The past year also saw the creation of the Atlantic City Alliance, an industry-sponsored marketing entity that wasted no time in creating the kind of non-gaming attractions that the city demands if it is to thrive in its post-east-coast-gaming-monopoly era. 

Among the ACA’s winning efforts were daredevil Nik Wallenda’s first post-Niagara Falls high-wire walk, and two seasonal light-show presentations on the façade of Boardwalk Hall.

Dice roll at Valley Forge

Eastern Pennsy got a new casino this year as well. The early spring saw the doors open at Valley Forge Casino Resort at the Valley Forge Convention Center complex.

As a “Category 3” operation, it is limited to 600 slot machines and 50 gaming tables, and has a $10 entrance fee for those not staying at one of the adjacent hotels or dining at a restaurant there.

As such, it can’t compete, revenue-wise, with Parx, the Sands, SugarHouse and Harrah’s Philadelphia (formerly Harrah’s Chester). But it does provide the Convention Center with a powerful lure for conventions and meetings, which is a main reason for its existence, as well as convenience gambling for residents of the western suburbs.

Another Philly license

Two-thousand-twelve also saw six proposals submitted for the second of two Philadelphia gaming licenses. Among the more interesting concepts are developer Bart Blatstein’s plans to incorporate the former Inquirer/Daily News building into a sprawling gambling-entertainment complex, and Congressman Bob Brady’s plans to have the City of Philadelphia partner with Penn National, a major gaming company, on a stadium-area casino-hotel.

Casino of the Year

A year ago, I would have bet the ranch this designation would have been assigned to Revel. After all, how could the expected “game-changer” not be the recipient? But as anyone who gambles knows, nothing is a lock (outside of death and taxes). Which is why for 2012, Borgata gets the nod.

The Big B earned it in a huge way.

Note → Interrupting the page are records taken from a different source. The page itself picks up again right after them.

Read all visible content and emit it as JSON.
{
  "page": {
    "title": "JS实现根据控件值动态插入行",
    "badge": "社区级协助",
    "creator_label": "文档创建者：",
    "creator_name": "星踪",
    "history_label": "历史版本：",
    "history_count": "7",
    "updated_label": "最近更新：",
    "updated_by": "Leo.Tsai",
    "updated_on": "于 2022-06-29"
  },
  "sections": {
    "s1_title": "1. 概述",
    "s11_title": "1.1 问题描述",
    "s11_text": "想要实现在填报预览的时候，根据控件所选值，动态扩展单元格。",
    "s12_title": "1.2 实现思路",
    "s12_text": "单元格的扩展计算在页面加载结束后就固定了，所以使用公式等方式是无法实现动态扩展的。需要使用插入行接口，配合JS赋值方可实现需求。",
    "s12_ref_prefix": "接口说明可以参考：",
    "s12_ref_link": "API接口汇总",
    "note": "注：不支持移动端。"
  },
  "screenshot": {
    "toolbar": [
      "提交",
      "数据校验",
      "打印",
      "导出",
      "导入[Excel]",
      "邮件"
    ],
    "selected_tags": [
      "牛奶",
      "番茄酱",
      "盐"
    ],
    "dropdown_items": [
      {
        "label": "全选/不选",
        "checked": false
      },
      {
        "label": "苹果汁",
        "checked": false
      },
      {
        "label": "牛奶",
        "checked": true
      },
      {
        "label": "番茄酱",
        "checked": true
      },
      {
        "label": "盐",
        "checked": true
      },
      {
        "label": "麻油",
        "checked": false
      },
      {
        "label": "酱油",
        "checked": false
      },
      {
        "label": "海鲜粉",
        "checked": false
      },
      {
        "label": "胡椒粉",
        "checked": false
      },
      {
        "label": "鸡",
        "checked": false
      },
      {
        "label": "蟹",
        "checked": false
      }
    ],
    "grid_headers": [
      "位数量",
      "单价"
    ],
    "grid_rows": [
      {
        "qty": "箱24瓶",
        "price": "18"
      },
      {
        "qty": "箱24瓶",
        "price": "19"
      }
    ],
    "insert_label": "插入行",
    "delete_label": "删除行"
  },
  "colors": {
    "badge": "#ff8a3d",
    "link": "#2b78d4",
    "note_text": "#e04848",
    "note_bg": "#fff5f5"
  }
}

Remember, the “experts” were certain that it would bear the brunt of Revel’s entry, as it had pretty much cornered the market on the youthful, stylish and high-end customer base Revel targeted. 

But a funny thing happened on the way to 2013: Borgata, thanks, in some part, to a $50 million spruce-up of its 9-year-old hotel tower, kept its standing as the market leader. It overwhelmingly led the city in gross casino revenue, and it continued to be the premiere destination for musical and comedy acts throughout the year (although Revel did impress with two Kanye West engagements, The Eagles, Aerosmith, Barry Manilow and, best of all, Beyonce’s three Memorial Day weekend shows attended by, among others, First Lady Michelle Obama and her two daughters).

Rather than be plundered by Revel, Borgata exited 2012 with its status as Atlantic City’s signature property intact—a sterling accomplishment by any measure.